In Tuesday's only decision, Atlanta outfielder Andruw Jones became the first player in nine years to set a salary arbitration record with a win when a panel selected his $8.2 million request over the Braves' $6.4 million offer.
``We felt like we had a strong case,'' Braves general manager John Schuerholz said. ``I'm surprised a little bit, but not entirely. That's the nature of this process.''
Jones' salary eclipsed the previous arbitration high of $7.25 million set last year by New York Yankees closer Mariano Rivera â€” who requested $9.25 million, but lost his hearing.
Texas outfielder Ruben Sierra had been the last player to set a record with a win, getting $5 million in 1992. That mark was broken two years later by Chicago White Sox pitcher Jack McDowell, who lost his case but got $5.3 million. No one topped that figure until Rivera last year.
Jones, who made $3.7 million last season, had his best year in 2000, hitting .303 with 36 homers, 104 RBIs and 21 steals. The center fielder also won his third straight Gold Glove.

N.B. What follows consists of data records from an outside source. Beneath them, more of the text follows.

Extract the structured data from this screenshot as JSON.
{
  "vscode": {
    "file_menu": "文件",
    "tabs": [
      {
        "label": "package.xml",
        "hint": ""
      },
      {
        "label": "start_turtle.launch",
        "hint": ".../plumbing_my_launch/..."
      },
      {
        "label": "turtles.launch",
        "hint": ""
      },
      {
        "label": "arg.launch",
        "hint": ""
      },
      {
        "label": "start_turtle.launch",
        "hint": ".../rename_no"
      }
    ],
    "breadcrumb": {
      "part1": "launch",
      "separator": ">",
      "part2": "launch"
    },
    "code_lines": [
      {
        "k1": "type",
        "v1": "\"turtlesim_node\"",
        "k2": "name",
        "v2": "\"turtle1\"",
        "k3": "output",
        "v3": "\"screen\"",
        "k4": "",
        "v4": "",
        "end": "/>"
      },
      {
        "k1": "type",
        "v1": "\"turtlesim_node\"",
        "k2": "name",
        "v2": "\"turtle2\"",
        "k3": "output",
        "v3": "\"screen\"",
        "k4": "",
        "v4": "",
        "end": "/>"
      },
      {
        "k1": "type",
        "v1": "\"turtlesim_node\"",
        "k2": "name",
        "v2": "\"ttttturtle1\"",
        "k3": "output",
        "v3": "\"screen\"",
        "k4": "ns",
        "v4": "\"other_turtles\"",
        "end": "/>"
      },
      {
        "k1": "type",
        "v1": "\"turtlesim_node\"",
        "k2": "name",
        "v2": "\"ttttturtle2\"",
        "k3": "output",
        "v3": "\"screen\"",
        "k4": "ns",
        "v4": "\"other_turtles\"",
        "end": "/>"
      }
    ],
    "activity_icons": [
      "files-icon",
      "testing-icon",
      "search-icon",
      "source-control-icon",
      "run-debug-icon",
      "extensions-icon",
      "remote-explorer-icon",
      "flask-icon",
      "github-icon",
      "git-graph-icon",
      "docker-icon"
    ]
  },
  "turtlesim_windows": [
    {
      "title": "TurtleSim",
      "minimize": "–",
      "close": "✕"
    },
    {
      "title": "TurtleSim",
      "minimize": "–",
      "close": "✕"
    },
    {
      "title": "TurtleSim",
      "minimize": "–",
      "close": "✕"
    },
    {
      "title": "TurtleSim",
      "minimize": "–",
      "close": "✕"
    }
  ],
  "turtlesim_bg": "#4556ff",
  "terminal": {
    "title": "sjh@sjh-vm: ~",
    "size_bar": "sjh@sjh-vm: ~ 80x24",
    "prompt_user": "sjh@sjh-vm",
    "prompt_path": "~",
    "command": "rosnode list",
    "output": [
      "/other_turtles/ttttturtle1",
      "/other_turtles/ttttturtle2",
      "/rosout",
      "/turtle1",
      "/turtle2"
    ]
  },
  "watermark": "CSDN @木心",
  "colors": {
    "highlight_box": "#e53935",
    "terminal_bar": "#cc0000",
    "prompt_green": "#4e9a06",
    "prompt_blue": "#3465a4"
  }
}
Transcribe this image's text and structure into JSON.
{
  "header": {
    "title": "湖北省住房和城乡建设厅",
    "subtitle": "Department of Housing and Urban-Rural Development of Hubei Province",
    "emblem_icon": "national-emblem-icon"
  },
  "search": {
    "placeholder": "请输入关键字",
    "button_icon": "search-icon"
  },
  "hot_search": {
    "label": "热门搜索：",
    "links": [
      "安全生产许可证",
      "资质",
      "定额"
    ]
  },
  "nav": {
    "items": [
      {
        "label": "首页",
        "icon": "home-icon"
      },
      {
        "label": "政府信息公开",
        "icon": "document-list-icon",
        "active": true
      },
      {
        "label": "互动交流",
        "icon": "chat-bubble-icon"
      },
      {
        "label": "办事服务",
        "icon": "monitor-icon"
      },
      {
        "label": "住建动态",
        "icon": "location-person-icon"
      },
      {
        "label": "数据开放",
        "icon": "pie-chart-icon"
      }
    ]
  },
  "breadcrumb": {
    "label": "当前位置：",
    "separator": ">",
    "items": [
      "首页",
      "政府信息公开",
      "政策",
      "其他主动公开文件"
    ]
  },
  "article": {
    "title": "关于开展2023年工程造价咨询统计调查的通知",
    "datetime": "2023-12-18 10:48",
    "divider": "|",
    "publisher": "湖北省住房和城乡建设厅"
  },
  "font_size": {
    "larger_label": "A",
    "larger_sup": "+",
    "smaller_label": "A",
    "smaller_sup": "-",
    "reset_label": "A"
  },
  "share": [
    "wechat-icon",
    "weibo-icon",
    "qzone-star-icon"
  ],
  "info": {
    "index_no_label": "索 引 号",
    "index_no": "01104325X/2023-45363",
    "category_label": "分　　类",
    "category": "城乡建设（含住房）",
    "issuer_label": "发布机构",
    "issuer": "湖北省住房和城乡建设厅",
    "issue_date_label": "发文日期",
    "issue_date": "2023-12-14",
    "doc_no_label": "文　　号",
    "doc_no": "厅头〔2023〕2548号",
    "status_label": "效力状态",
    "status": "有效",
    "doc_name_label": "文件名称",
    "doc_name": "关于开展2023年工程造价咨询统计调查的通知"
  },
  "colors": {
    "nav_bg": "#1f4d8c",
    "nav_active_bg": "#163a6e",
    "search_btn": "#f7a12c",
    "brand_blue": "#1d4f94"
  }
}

Howard Block, Roger Kaplan and Neumeier made the decision after hearing the case Monday.
``It's probably a surprise to some people, but not to me,'' Braves catcher Eddie Perez said. ``He's the best player we've got and the best center fielder I've ever seen.''
Jones' agent, Scott Boras, stopped a seven-case losing streak.
``We would have settled at the midpoint in this case, but they chose not to accept it,'' Boras said.
During the hearing, Boras compared his client to Yankees shortstop Derek Jeter, who agreed this month to a $189 million, 10-year deal.
``We had videos of Andruw's throwing, his speed, his power, his ability to hit for average, showing he's a five-tool player,'' Boras said.
Jones, who turns 24 in April, is eligible for free agency after the 2002 season. Boras said the Braves have talked about the possibility of a multiyear contract, but that talks have not gotten very detailed. He compared Jones with another of his clients, shortstop Alex Rodriguez, who in December agreed to a $252 million, 10-year deal with Texas.
``It's always difficult when you have young players like Andruw and Alex,'' Boras said. ``You're going to have to have a contract to allow adjustments within the contract. So while it's open for us, it's going to take special considerations on the part of the club and it's usually something they don't want to do until a player's a free agent.''
Mercedes, who went to a hearing Monday, asked to be awarded $3.8 million instead of the team's $2.75 million offer.
Mercedes made $800,000 last year, going 14-7 with a 4.02 ERA in 20 starts and 16 relief appearances. His case was heard by Block, Reginald Alleyne and Kenneth Perea.